“He was paroled to The Midnight Mission and decided to come back and say, ‘Thank you, Judge Mitchell, for treating me like a human being.’ The president of the mission at the time asked me if there was something that I could do to contribute to the mission’s program, and I thought of starting a running club. That was the inception,” Mitchell said.
Between 300 and 500 people have since run with the group, now an official nonprofit. Every year, Mitchell takes his most dedicated Skid Row runners on a free trip to participate in an international marathon.
“I come back to the courthouse after any run and check off who was there. And so, I know exactly who has been faithful to the running program and who just comes periodically,” he said.
In recent years, Mitchell and club members have participated in marathons in Ghana, Rome, Vietnam and Jerusalem.
Mitchell says he’s seen participants turn their lives around, attending college, securing full-time employment and maintaining sobriety.
“Running is a mechanism for the participants to build relationships,” he said. “You can be a horrible runner and benefit the same as our fast runners, because at the end of the day you’re going to be surrounded by people who really care about you and want to spend time with you. Everybody is welcome. We affirm. We listen. We support.”
CNN’s Allie Torgan spoke with Mitchell about his work. Below is an edited version of their conversation.
CNN: Did you ever imagine taking on this role?
Judge Craig Mitchell: When I went down to The Midnight Mission that one afternoon with the parolee, I had absolutely no idea that my life would play out this way. I was just a volunteer coming to The Midnight Mission. I didn’t know what I was doing. I don’t think The Midnight Mission really knew what direction this would take. I crossed over the line from simply being his sentencing judge to being someone who’s trying to guide him into a decision-making process that might break the cycle.
I really understood that if I could run with people who are trying to rebuild their lives, deal with addiction issues, deal with homelessness, that would facilitate some very meaningful conversations and build relationships between myself and the people I was running with. One of our runners said, “Judge, your life has taken this direction because almost on a lark one day, you decided to say ‘yes’ to this person.”
This “yes” has turned into one of the defining aspects of my life. When those things happen, and you don’t plan it, it’s nothing short of glorious. I couldn’t be happier.
CNN: How did you change your own running schedule to make it work?
Mitchell: Interestingly enough, my free time was in the afternoon after court. But I learned very quickly that for a lot of the people who are in recovery at the mission, that is when they attend their A.A. (Alcoholics Anonymous) meetings. So, I was never going to get anybody out there on the pavement if I ran in the afternoon.
So, the suggestion by the runners were, “Let’s try it in the mornings. Show up at 5:30, we’re available. Nobody is asking us to go to any meetings at 5:30.” So, I did. And we run now three days a week. We do our long runs largely in Pasadena on the weekends. I find the runners really enjoy getting out of Skid Row, being able to sit down in the park after a long run and share a meal together.

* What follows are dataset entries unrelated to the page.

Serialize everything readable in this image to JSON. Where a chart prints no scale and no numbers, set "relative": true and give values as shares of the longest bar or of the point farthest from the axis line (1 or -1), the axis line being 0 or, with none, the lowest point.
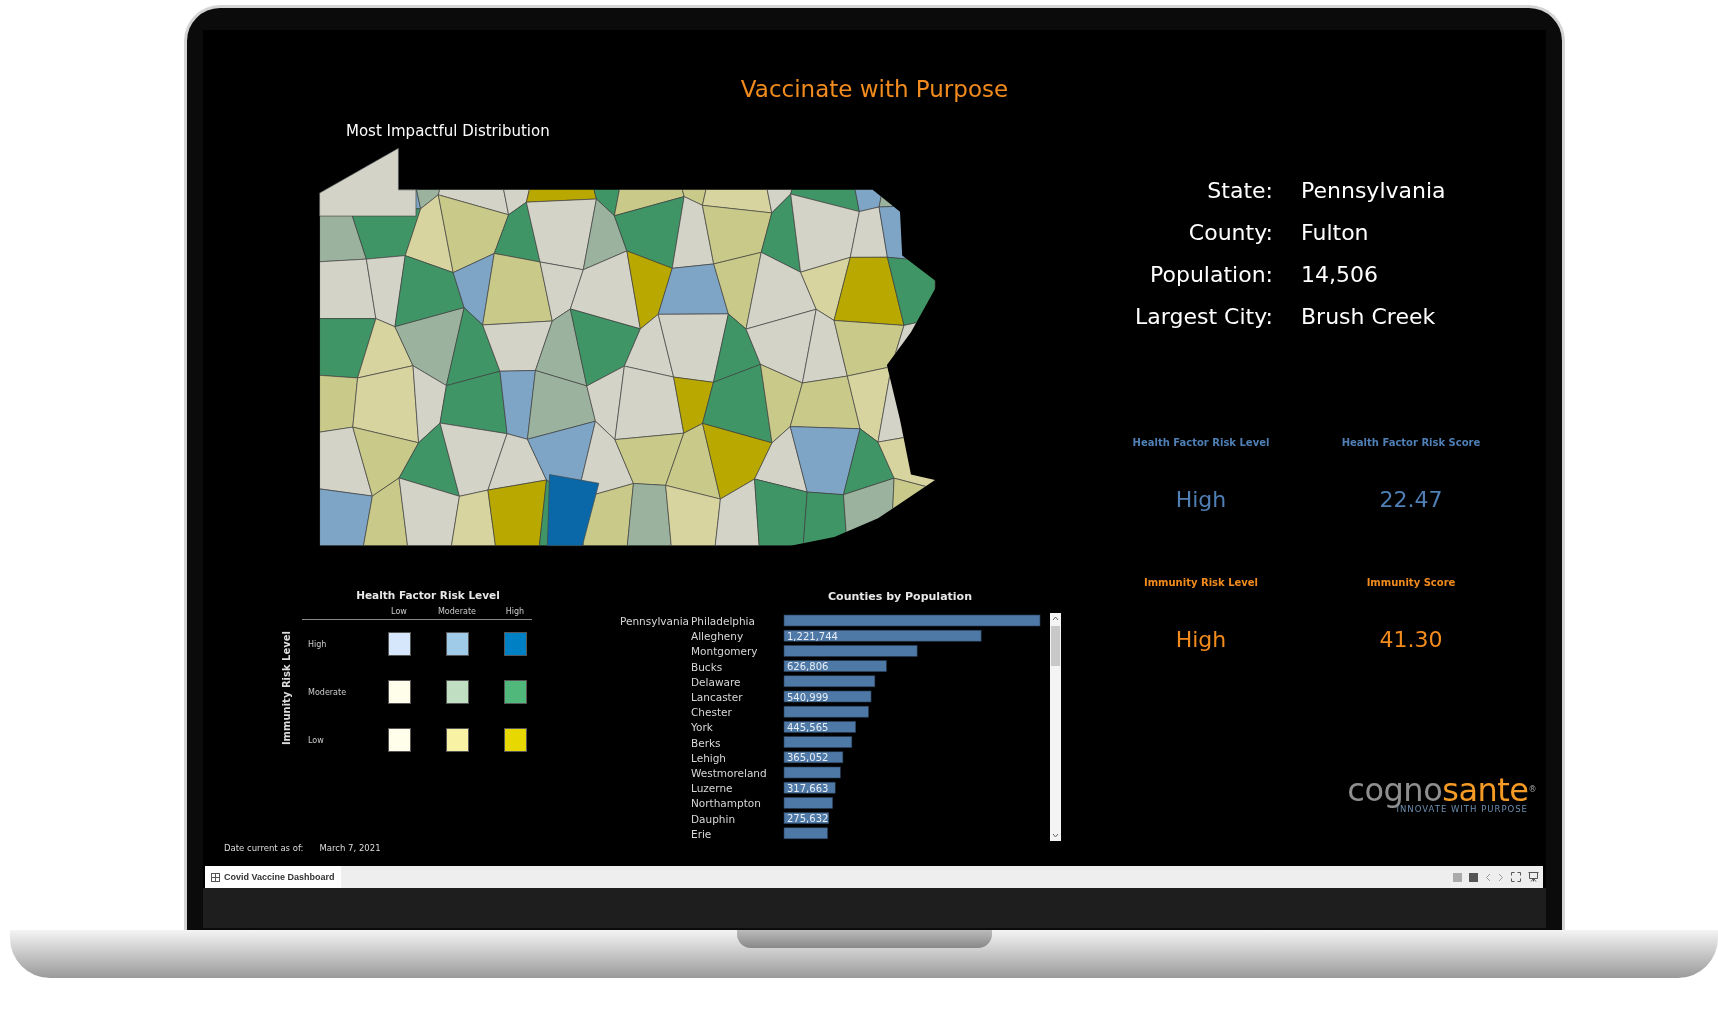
{
  "dashboard": {
    "title": "Vaccinate with Purpose"
  },
  "map": {
    "title": "Most Impactful Distribution"
  },
  "details": [
    {
      "label": "State:",
      "value": "Pennsylvania"
    },
    {
      "label": "County:",
      "value": "Fulton"
    },
    {
      "label": "Population:",
      "value": "14,506"
    },
    {
      "label": "Largest City:",
      "value": "Brush Creek"
    }
  ],
  "risk_panels": [
    {
      "kind": "health",
      "label": "Health Factor Risk Level",
      "value": "High"
    },
    {
      "kind": "health",
      "label": "Health Factor Risk Score",
      "value": "22.47"
    },
    {
      "kind": "immunity",
      "label": "Immunity Risk Level",
      "value": "High"
    },
    {
      "kind": "immunity",
      "label": "Immunity Score",
      "value": "41.30"
    }
  ],
  "legend": {
    "title": "Health Factor Risk Level",
    "columns": [
      "Low",
      "Moderate",
      "High"
    ],
    "axis_label": "Immunity Risk Level",
    "rows": [
      {
        "label": "High",
        "cells": [
          {
            "color": "#d6e6fb"
          },
          {
            "color": "#9fcbe8"
          },
          {
            "color": "#0080c4"
          }
        ]
      },
      {
        "label": "Moderate",
        "cells": [
          {
            "color": "#fefeea"
          },
          {
            "color": "#c0dfc2"
          },
          {
            "color": "#50b87a"
          }
        ]
      },
      {
        "label": "Low",
        "cells": [
          {
            "color": "#fefeea"
          },
          {
            "color": "#f8f3a4"
          },
          {
            "color": "#e6d800"
          }
        ]
      }
    ]
  },
  "bar_chart": {
    "group_label": "Pennsylvania",
    "chart_data": {
      "type": "bar",
      "orientation": "horizontal",
      "title": "Counties by Population",
      "categories": [
        "Philadelphia",
        "Allegheny",
        "Montgomery",
        "Bucks",
        "Delaware",
        "Lancaster",
        "Chester",
        "York",
        "Berks",
        "Lehigh",
        "Westmoreland",
        "Luzerne",
        "Northampton",
        "Dauphin",
        "Erie"
      ],
      "relative": true,
      "series": [
        {
          "color": "#4e79a7",
          "values": [
            1.0,
            0.77,
            0.52,
            0.4,
            0.355,
            0.34,
            0.33,
            0.28,
            0.265,
            0.23,
            0.22,
            0.2,
            0.19,
            0.175,
            0.17
          ]
        }
      ],
      "value_labels": [
        null,
        "1,221,744",
        null,
        "626,806",
        null,
        "540,999",
        null,
        "445,565",
        null,
        "365,052",
        null,
        "317,663",
        null,
        "275,632",
        null
      ]
    }
  },
  "date": {
    "label": "Date current as of:",
    "value": "March 7, 2021"
  },
  "logo": {
    "name_start": "cogno",
    "name_end": "sante",
    "mark": "®",
    "tagline": "INNOVATE WITH PURPOSE"
  },
  "tab_bar": {
    "tabs": [
      {
        "label": "Covid Vaccine Dashboard",
        "selected": true
      }
    ]
  }
}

CNN: How has your professional path helped prepare you for this role?
Mitchell: I was a high school teacher for 17 years. I buried a fair number of my students who were the victims of gang violence. So, I saw the real toll that criminal conduct, gang activity, took on people that I really cared about.
I went to law school at night, and my commitment to practice in the criminal law area was largely driven by my experience teaching in the inner-city of Los Angeles. And so, it was a natural draw to me to work as a prosecutor, to try and hold the people who were inflicting that type of pain and loss within our community to answer for it.
I ended up putting my papers in to be a judge because I saw judges in the best of circumstances could make a tremendous difference. But I would not trade the 17 years I spent teaching high school for anything. It certainly made me a better prosecutor and has made me a far better judge.
Want to get involved? Check out the Skid Row Running Club website and see how to help.
To donate to Skid Row Running Club via CrowdRise, click here.